Exercise instructions: For this exercise, print all of the data exactly as given.

** Records for this task follows **

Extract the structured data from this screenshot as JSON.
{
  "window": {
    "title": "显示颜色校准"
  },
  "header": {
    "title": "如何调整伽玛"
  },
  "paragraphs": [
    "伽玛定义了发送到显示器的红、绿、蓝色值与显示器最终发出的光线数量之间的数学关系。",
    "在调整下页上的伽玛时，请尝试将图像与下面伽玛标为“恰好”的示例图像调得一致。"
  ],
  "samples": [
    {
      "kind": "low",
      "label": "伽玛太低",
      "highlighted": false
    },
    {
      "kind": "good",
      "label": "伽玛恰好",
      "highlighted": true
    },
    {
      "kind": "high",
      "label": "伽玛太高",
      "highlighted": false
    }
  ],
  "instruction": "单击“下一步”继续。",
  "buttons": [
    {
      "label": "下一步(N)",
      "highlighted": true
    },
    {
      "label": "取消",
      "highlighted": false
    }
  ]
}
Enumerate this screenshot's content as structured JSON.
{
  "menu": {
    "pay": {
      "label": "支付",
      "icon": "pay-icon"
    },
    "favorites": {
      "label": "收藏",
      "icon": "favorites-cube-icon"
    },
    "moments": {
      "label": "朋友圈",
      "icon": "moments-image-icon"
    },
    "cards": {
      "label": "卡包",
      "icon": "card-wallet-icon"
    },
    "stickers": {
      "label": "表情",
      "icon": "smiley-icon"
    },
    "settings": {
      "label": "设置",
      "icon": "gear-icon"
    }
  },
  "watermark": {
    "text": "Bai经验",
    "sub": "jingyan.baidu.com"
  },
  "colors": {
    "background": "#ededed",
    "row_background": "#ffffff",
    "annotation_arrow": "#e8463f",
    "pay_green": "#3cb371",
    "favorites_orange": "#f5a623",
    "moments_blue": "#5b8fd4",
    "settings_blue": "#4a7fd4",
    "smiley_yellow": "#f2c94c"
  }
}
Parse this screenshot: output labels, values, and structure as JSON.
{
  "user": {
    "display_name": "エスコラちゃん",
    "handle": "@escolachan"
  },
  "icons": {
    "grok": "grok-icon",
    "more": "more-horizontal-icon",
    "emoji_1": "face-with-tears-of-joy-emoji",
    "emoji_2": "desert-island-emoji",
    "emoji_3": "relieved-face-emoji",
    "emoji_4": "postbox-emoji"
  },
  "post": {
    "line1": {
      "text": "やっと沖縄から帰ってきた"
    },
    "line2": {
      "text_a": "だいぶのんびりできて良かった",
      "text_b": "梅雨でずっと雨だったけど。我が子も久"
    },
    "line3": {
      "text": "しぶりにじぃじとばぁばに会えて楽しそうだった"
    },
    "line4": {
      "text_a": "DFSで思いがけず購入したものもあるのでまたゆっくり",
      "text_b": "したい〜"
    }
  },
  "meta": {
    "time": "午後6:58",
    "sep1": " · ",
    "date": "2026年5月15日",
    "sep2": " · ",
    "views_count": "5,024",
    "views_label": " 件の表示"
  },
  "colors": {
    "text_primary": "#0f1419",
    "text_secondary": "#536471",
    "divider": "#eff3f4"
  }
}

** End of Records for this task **

Exercise answer:
Extract the structured data from this screenshot as JSON.
{
  "window": {
    "title": "显示颜色校准"
  },
  "header": {
    "title": "如何调整伽玛"
  },
  "paragraphs": [
    "伽玛定义了发送到显示器的红、绿、蓝色值与显示器最终发出的光线数量之间的数学关系。",
    "在调整下页上的伽玛时，请尝试将图像与下面伽玛标为“恰好”的示例图像调得一致。"
  ],
  "samples": [
    {
      "kind": "low",
      "label": "伽玛太低",
      "highlighted": false
    },
    {
      "kind": "good",
      "label": "伽玛恰好",
      "highlighted": true
    },
    {
      "kind": "high",
      "label": "伽玛太高",
      "highlighted": false
    }
  ],
  "instruction": "单击“下一步”继续。",
  "buttons": [
    {
      "label": "下一步(N)",
      "highlighted": true
    },
    {
      "label": "取消",
      "highlighted": false
    }
  ]
}
Enumerate this screenshot's content as structured JSON.
{
  "menu": {
    "pay": {
      "label": "支付",
      "icon": "pay-icon"
    },
    "favorites": {
      "label": "收藏",
      "icon": "favorites-cube-icon"
    },
    "moments": {
      "label": "朋友圈",
      "icon": "moments-image-icon"
    },
    "cards": {
      "label": "卡包",
      "icon": "card-wallet-icon"
    },
    "stickers": {
      "label": "表情",
      "icon": "smiley-icon"
    },
    "settings": {
      "label": "设置",
      "icon": "gear-icon"
    }
  },
  "watermark": {
    "text": "Bai经验",
    "sub": "jingyan.baidu.com"
  },
  "colors": {
    "background": "#ededed",
    "row_background": "#ffffff",
    "annotation_arrow": "#e8463f",
    "pay_green": "#3cb371",
    "favorites_orange": "#f5a623",
    "moments_blue": "#5b8fd4",
    "settings_blue": "#4a7fd4",
    "smiley_yellow": "#f2c94c"
  }
}
Parse this screenshot: output labels, values, and structure as JSON.
{
  "user": {
    "display_name": "エスコラちゃん",
    "handle": "@escolachan"
  },
  "icons": {
    "grok": "grok-icon",
    "more": "more-horizontal-icon",
    "emoji_1": "face-with-tears-of-joy-emoji",
    "emoji_2": "desert-island-emoji",
    "emoji_3": "relieved-face-emoji",
    "emoji_4": "postbox-emoji"
  },
  "post": {
    "line1": {
      "text": "やっと沖縄から帰ってきた"
    },
    "line2": {
      "text_a": "だいぶのんびりできて良かった",
      "text_b": "梅雨でずっと雨だったけど。我が子も久"
    },
    "line3": {
      "text": "しぶりにじぃじとばぁばに会えて楽しそうだった"
    },
    "line4": {
      "text_a": "DFSで思いがけず購入したものもあるのでまたゆっくり",
      "text_b": "したい〜"
    }
  },
  "meta": {
    "time": "午後6:58",
    "sep1": " · ",
    "date": "2026年5月15日",
    "sep2": " · ",
    "views_count": "5,024",
    "views_label": " 件の表示"
  },
  "colors": {
    "text_primary": "#0f1419",
    "text_secondary": "#536471",
    "divider": "#eff3f4"
  }
}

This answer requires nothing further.